First time mum to baby Johnny in Munich, Germany I had a wonderful and easy pregnancy and decided that I didn't need to know anything about childbirth. I was feeling positive and that was enough. It would go down exactly as it should; a slow build-up of contractions then the calm controlled final stage of labour of pushing the baby out. I didn't want anything to scare me or change that. I felt under pressure to have a birth plan, since I have a plan for everything else in life, but it was basic and it simply stated no drugs, no C-section and no episiotomy (unless absolutely necessary), if only such requests could easily be honoured! In actual fact I did accomplish the first two but quickly realised that you can't plan a birth in this way. The best advice that I got was from Cheryl MacDonald, my dear friend and author of this book.
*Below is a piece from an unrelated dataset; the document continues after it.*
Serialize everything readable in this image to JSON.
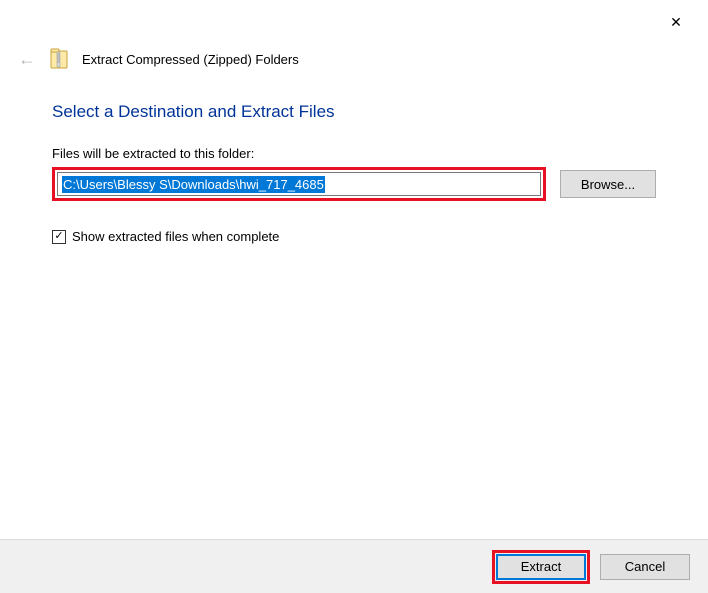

She told me about Birth ROCKS concepts, but since I lived far away, I unfortunately couldn't participate, but a few simple words went a long way in helping me through my birth. She taught me that everyone manages pain and childbirth in their own unique way and the best way to prepare would be to get to know myself. I thought to myself, how on earth can I possibly do that until I am in the situation; but she guided me to discuss painful events in my life and think about how I dealt with them. The first thing that sprang to mind was getting my tattoo. For some it is just a scratch, for me it was unimaginable pain. That taught me my first lesson, everyone reacts to everything differently. I could run marathons, do triathlons, fast for a week, get body piercings, but not a tattoo! Cheryl asked me to tune into how exactly I felt at that moment and I remembered being unusually silent, crying on the inside with wet tears in my eyes and almost holding my breath whilst trying to hold onto my strength and perseverance. Would you believe that my childbirth was exactly that? It couldn't have been more exact. I did not utter one word, never even when asked a question. My labour shocked me to the core. It was fast and furious! Less than 2 hours and too fast for medication or even my hospital gown! Not at all how I had planned or foreseen. The only thing that kept me calm was knowing that I was reacting exactly the way we had discussed, which gave me the feeling that I was somehow, through all the chaos, in control. Like so many mums, although my birth was perfect on paper and actually perfect to the outside world (My husband said that I made it look easy!) I suffered mentally afterwards because it was not what I had planned. I had imagined a slow build up with me totally in control, not a sudden onset directly to active labour and a baby less than two hours later. The best birth preparation that I actually did was to listen to Cheryl guide me to get to know myself and how I handled pain, not to imagine how it will look, how long it will be or how I thought it would feel. Not only was I in shock that I wasn't dressed, or that it happened so fast, for me it felt so different than I imagined or how it felt for other women. The contraction pain for me was manageable, but my body was weak from the fast and hard contractions and the nausea was so strong. I was not at all prepared for that and it caused panic and fear. I could not have prepared for that because everyone woman is different and that is why expecting the unexpected without a predetermined picture is very important, something I failed to understand. I was right in not having a too detailed plan but subconsciously I had managed to picture how I expected it to go, either from media or other mothers. But fortunately for me the calm in the storm was suddenly realising Cheryl was right, I am acting the way we discussed. A-ha! Suddenly a known in this unknown mess and that is what I held onto throughout the birth and beyond. That is what got me through. Even in the postbirth guilt phase of the birth not going exactly to plan, I still took great comfort from the fact that I was able to determine my reaction beforehand. Thus if I were to go through it again, I would focus on getting to know me and not predicting how it will go or feel. Even having gone through childbirth, the next could be totally different! This blog is adapted from the revised edition of Birth ROCKS by Cheryl MacDonald, available on Amazon in paperback and Kindle.